Plot: A murder has taken place in an old, dark house, but elderly resident Juliet (Elizabeth Patterson) still needs extensive care, so Nurse Adams (Joan Blondell) arrives the next night. Inspector Patten (George Brent) is assigned to the case and he is a skilled detective, but the house is filled with potential suspects and of course, few are keen to assist the investigation. But Nurse Adams is a constant presence in the house now, so she is able to keep her eyes and ears open, then turn over the information she gathers to Patten to decipher. As the pair work together to solve the case, the tension in the house escalates and danger lurks around every corner. Can Adams uncover the truth and crack the case, or will she wind up as the next victim?
Entertainment Value: I’ve seen a lot of critics bash Miss Pinkerton as disposable and littered with red herrings, but I think it is a light, fun pre-code thriller that has some fun horror movie vibes. I don’t mind the movie’s brisk presence at all, as not all films need to be deep, memorable experiences and a fun, sometimes ridiculous murder mystery is just what I need sometimes. I can see why the parade of false suspects might throw some viewers off, but I think it reaches absurd levels and that is a lot of fun, especially since the movie isn’t exactly deadly serious at all times. The tension is fine and the atmosphere is effective, as the film sometimes veers into the old school horror realm, with a creaky, shadow filled house to explore. The horror elements are sparse, but fun to watch and Joan Blondell embraces those moments, unleashing some epic and ear piercing screams as punctuation. This might be a slight, sometimes silly thriller, but I found Miss Pinkerton to be a brisk, fun watch.
The main reason I enjoyed this one so much was the presence of Joan Blondell, who turns in an enthusiastic and charismatic performance. Nurse Adams is so bored with her work that she jokingly contemplates suicide, so once some excitement arises, she dives in headfirst.
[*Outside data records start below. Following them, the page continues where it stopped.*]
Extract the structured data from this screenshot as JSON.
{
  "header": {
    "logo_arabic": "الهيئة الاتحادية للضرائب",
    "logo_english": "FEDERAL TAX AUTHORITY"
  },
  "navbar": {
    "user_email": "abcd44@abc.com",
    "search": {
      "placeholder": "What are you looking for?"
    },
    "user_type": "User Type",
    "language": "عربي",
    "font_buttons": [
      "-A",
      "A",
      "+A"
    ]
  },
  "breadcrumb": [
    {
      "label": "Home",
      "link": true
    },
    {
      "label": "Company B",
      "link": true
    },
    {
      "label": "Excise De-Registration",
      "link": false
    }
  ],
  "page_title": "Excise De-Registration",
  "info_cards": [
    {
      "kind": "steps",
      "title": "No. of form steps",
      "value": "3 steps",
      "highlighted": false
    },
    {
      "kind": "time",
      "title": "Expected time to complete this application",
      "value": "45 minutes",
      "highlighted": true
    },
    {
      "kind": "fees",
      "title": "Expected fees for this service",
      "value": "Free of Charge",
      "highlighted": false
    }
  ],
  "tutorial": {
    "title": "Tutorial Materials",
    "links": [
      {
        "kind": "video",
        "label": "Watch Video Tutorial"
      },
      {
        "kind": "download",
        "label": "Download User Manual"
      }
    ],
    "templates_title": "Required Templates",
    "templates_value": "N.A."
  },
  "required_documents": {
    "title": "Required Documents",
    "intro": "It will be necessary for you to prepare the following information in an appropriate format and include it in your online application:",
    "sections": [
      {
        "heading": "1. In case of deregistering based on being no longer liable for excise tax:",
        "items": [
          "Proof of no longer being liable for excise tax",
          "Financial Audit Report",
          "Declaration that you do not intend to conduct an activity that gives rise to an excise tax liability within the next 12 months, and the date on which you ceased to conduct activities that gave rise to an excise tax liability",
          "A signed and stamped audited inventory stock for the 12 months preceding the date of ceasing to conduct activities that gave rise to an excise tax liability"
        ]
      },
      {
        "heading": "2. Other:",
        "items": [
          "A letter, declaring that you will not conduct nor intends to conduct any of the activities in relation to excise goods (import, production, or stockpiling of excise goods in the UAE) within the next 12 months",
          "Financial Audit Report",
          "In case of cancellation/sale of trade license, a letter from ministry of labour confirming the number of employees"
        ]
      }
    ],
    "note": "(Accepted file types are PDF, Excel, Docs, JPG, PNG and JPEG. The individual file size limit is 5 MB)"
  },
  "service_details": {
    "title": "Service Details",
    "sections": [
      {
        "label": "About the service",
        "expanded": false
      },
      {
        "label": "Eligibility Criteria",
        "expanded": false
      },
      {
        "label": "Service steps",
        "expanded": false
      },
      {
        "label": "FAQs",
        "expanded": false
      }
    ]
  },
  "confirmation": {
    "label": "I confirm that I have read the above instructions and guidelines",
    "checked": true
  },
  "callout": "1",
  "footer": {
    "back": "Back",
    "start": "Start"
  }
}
Blondell delivers a broad effort here, so those looking for nuanced, subtle performances might be let down, but given the over the top narrative and horror threads, her melodramatic turn makes sense. Blondell makes a capable scream queen and runs with the scarier sequences, with visceral screams, wide eyes, and a penchant to faint. I think she is just immense fun in this role and elevates the entire movie, so she is a terrific lead here. George Brent is also around and has good chemistry with Blondell, so their banter feels natural and the tease of romance never comes off as forced. Brent’s performance is solid, but Blondell is so energetic, she tends to outshine whoever else is on screen. The cast also includes John Wray, Elizabeth Patterson, Ruth Hall, and C. Henry Gordon.